 Koichi Iwabuchi, “Globalization, East Asian media cultures and their publics,” Asian Journal of Communication. Vol. 20 no. 2 (June 2010): 203. An anime that does more justice than Hollywood’s The Last Samurai in terms of respectfully representing Japanese culture during the Meiji Era is Rurouni Kenshin. This show stars Kenshin, a former assassin who struggles to start a new life in a conflicted nation where swords aren’t allowed in public. Set in the 1870’s, this anime shows how the Samurai class, the previous enforcer of the nobles’ rules, was eliminated after the Meiji Era. This was a time when the Japanese way of life was becoming more Westernized after America’s Commodore Matthew Perry had negotiated trading relations with Japan in 1853.

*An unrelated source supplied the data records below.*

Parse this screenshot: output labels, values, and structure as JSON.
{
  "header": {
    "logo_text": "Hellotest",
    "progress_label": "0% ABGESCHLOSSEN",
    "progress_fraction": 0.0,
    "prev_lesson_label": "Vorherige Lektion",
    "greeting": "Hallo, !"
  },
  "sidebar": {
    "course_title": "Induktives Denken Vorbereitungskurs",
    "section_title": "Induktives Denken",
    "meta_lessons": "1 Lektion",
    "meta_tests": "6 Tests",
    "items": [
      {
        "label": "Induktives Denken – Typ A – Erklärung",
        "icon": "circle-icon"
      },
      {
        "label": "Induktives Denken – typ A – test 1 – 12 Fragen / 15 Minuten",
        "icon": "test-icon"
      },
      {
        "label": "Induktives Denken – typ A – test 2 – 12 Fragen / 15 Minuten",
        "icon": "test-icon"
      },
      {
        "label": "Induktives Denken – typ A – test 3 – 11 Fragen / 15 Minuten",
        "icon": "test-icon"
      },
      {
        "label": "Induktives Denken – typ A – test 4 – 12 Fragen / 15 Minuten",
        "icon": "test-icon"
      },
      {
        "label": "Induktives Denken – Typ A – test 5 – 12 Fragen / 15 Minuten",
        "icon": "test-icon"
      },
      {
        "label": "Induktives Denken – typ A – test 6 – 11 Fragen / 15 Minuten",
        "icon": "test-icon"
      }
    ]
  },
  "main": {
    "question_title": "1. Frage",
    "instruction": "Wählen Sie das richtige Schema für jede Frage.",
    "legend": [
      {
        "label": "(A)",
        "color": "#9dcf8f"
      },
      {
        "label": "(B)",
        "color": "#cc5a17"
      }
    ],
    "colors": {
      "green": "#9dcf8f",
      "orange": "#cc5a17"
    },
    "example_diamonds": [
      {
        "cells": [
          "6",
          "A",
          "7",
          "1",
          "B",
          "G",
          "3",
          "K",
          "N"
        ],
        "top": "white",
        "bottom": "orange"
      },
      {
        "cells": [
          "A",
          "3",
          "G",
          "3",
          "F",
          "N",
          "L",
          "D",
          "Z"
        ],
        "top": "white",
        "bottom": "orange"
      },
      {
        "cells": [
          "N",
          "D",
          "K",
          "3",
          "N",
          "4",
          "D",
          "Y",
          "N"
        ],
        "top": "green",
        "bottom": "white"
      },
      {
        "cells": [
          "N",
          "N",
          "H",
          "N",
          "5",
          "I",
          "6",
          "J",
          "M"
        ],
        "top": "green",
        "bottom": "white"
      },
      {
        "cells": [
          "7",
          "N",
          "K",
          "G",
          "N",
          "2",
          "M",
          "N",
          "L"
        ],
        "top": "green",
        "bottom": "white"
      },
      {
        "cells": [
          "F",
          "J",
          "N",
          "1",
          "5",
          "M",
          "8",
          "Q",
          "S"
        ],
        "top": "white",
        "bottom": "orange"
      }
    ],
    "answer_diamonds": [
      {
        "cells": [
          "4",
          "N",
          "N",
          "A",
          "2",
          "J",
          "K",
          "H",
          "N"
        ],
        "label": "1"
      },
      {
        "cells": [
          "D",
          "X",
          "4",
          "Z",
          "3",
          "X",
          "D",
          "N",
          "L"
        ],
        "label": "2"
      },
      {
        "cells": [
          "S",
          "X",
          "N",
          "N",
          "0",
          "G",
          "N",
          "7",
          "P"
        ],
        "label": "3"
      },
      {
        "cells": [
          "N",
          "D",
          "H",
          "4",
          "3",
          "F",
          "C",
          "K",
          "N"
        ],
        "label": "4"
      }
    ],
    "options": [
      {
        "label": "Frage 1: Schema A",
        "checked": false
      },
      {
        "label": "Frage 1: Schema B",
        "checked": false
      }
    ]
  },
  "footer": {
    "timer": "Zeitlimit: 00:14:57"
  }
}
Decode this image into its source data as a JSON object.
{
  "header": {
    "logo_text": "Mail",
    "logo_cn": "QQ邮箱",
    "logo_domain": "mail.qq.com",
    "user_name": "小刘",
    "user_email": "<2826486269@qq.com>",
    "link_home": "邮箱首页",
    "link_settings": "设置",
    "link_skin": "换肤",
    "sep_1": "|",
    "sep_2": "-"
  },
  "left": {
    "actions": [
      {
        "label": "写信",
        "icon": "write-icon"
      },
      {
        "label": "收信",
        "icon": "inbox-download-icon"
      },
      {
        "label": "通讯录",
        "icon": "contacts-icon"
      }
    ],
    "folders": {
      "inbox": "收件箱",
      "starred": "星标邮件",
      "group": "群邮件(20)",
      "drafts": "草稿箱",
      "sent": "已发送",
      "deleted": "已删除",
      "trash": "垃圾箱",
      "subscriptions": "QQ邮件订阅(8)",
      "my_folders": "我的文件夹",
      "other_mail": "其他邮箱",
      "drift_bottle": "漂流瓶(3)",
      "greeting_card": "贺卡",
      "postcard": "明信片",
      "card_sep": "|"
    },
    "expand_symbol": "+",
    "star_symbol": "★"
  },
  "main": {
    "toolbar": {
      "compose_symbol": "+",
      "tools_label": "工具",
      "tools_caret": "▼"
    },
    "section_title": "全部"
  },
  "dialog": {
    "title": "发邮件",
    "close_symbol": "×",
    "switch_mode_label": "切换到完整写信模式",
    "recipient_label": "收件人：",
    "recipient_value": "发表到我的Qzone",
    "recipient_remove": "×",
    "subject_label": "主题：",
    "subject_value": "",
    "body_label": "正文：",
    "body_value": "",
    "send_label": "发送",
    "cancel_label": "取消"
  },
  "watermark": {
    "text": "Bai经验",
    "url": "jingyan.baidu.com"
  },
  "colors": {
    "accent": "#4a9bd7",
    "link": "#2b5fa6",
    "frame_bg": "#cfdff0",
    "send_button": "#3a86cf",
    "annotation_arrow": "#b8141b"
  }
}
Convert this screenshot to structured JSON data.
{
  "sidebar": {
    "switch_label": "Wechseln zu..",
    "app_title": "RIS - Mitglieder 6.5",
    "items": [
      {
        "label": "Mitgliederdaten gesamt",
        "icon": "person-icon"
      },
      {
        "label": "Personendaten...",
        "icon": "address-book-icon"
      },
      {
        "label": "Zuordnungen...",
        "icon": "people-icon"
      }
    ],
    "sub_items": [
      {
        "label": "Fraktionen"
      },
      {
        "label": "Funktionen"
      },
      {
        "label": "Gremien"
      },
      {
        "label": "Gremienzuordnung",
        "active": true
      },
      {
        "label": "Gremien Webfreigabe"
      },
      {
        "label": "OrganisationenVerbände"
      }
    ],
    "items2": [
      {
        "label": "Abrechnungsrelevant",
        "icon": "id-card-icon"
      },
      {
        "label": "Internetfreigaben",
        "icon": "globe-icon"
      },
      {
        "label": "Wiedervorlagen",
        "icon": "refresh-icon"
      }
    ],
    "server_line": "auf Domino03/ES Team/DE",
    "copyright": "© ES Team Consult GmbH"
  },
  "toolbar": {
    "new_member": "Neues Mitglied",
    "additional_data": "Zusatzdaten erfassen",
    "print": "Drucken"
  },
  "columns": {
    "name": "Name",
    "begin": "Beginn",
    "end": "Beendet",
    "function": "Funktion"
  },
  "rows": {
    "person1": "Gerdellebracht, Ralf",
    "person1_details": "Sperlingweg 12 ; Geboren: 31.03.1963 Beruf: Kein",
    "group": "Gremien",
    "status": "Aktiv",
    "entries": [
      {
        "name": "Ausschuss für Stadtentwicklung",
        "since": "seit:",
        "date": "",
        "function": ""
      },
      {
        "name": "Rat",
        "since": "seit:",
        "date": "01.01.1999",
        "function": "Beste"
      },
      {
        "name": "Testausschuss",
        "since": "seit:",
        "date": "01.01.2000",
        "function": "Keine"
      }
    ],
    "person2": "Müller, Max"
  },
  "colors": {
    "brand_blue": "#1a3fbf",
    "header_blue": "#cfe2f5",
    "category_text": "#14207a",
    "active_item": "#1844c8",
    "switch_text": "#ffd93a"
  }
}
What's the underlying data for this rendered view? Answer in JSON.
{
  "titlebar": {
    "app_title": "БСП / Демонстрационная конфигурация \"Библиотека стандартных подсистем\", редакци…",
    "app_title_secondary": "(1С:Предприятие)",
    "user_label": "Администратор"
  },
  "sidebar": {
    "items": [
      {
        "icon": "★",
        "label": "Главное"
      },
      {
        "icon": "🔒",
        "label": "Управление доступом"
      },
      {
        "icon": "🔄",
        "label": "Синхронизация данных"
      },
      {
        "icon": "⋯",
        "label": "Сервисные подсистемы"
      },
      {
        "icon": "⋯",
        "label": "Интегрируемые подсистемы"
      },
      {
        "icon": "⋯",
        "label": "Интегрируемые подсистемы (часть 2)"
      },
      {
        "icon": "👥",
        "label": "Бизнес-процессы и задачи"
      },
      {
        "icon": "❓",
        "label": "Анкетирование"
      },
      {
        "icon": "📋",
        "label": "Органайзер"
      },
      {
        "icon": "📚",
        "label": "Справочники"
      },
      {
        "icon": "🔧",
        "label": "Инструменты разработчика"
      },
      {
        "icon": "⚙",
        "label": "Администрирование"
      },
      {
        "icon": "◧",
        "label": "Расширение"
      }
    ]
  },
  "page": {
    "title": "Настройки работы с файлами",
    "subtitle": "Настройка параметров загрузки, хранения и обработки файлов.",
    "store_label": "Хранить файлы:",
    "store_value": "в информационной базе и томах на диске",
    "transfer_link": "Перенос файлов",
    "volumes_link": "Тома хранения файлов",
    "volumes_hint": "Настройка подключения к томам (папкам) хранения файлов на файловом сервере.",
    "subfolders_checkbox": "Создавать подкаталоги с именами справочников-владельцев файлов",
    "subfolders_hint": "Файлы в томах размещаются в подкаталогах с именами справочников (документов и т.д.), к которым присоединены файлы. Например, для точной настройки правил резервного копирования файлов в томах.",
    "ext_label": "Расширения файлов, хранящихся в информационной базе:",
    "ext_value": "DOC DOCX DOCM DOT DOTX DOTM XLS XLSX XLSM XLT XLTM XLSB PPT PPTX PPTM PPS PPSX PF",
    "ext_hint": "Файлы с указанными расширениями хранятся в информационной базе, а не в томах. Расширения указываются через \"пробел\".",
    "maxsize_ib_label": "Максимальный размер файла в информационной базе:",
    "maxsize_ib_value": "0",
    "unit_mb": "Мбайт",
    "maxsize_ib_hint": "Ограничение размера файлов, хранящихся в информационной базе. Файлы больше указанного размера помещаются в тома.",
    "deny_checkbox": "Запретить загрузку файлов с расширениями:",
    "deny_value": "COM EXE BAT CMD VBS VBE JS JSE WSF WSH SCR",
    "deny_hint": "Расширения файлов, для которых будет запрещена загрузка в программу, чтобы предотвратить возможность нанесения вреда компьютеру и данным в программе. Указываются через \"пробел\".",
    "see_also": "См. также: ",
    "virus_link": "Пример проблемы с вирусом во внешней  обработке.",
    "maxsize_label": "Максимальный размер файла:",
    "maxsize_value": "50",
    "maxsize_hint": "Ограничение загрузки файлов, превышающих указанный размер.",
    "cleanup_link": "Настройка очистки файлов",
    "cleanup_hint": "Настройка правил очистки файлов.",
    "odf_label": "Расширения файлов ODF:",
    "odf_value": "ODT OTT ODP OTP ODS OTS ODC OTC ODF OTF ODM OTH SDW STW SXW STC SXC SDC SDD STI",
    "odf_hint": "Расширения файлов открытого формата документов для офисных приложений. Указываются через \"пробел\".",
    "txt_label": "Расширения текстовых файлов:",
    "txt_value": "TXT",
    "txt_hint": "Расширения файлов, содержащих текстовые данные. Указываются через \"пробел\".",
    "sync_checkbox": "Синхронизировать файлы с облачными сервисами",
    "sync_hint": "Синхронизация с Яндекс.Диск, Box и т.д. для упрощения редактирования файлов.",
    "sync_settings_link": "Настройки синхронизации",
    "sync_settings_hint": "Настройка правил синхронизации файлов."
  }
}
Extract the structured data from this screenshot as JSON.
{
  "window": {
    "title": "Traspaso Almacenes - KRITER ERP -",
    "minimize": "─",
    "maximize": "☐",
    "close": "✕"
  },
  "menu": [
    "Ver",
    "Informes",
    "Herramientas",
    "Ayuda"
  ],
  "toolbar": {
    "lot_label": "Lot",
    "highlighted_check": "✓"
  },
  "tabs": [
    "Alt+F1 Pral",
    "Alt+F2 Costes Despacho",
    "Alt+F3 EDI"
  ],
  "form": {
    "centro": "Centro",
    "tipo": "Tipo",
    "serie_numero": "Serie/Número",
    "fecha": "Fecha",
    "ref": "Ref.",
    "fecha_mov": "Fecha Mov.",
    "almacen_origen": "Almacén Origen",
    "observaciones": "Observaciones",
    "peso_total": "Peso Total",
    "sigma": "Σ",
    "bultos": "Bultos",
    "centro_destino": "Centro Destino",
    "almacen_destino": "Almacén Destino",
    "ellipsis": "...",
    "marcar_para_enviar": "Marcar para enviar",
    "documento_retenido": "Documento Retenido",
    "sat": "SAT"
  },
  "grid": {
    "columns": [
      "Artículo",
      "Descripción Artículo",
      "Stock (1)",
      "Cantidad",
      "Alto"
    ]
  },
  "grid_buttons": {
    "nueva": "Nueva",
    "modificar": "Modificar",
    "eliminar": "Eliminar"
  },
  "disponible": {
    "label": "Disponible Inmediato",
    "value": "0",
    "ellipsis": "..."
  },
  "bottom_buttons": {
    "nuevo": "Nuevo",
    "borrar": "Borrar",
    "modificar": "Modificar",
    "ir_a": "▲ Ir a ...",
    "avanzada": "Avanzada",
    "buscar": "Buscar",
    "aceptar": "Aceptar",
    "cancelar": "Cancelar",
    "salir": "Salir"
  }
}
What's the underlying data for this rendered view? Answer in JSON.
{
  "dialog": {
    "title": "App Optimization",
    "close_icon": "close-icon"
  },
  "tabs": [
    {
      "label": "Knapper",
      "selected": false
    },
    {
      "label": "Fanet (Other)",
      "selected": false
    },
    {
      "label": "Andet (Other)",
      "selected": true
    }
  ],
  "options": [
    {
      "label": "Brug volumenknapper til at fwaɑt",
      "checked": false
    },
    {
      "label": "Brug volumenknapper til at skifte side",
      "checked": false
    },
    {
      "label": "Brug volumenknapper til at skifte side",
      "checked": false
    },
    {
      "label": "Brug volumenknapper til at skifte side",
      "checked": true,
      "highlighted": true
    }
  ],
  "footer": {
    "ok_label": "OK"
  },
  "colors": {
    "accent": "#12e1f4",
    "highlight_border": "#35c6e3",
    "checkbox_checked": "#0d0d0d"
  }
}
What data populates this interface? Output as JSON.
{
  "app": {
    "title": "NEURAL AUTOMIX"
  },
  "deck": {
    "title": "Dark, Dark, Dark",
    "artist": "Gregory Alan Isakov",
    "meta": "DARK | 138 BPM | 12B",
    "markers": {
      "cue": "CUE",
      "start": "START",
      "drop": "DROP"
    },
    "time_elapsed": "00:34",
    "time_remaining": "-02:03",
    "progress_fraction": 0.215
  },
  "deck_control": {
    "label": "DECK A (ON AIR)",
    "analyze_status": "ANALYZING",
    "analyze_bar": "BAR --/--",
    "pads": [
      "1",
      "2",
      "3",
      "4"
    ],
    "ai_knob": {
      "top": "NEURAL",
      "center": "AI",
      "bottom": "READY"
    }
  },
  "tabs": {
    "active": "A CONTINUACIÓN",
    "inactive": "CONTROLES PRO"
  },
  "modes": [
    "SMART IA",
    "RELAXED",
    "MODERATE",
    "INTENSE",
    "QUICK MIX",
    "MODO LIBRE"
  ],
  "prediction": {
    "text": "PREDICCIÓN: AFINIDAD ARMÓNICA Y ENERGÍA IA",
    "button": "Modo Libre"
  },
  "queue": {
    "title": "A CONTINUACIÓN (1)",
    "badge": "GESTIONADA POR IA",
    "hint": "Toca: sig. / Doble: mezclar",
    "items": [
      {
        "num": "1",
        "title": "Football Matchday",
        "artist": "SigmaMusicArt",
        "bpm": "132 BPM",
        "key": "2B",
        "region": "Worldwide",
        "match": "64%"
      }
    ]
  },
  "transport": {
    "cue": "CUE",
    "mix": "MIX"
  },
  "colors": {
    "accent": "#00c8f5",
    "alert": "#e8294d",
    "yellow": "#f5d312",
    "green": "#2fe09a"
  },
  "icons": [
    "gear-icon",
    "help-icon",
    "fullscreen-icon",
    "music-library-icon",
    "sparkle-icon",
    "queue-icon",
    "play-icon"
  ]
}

 Andrew McKevitt, “ ‘You are Not Alone!’: Anime and the Globalizating of America,” Diplomatic History 34(5) Nov. 2010: 893-921. Studying another country’s influence on American culture has many benefits, as does looking at American culture’s influence on other countries. While pop culture is rarely seen as a form of governmental power, scholars are bringing to light its influential power. Called “soft-power,” pop culture’s influence on others’ cultures through art rather than military or economic power teaches and influences other countries’ cultures. Koichi Iwabuchi, “’Soft’ Nationalism and Narcissm: Japanese Popular Culture Goes Global, ”Asian Studies Review Vol. 26 no. 4 (Dec. 2002): 447-469. Japan’s “soft-power” has even extended into the Foreign Ministry with three officials appointed called “Cute Ambassador” in 2009 (Prough). In a country that has been notorious for its economic power through technology and car sales, Japan’s anime and manga sales have become their new economic power (Anne Allison. “Portable Monsters and Commodity Cuteness: Pokemon as Japan’s New Global Power.” Postcolonial Studies vol. 6 no. 3 (2003): 381-395). Shamon’s “Teaching Japanese Popular Culture” is an excellent resource for anyone interested in an experienced view on teaching popular culture, specifically Japanese popular culture in a higher education setting. Librarian Troost’s “Surfing the Internet for Japanese Popular Culture” offers a collective list of helpful websites for Japanese Pop Culture studies. Librarians’ expertiste and promotion of anime and manga seems to be growing. In Arizona, Kristin Fletcher-Spear and Merideth Jenson-Benjamin changed their summer reading program to accommodate a growing interest in manga and anime. See “Get Animated @ you library” YALS (Summer 2005): 32-34. Some publishing companies, such as Toykopop and Del Ray Manga have websites with helpful information for librarians because they understand the importance of manga in promoting reading among children who would otherwise not enjoy reading (Prough).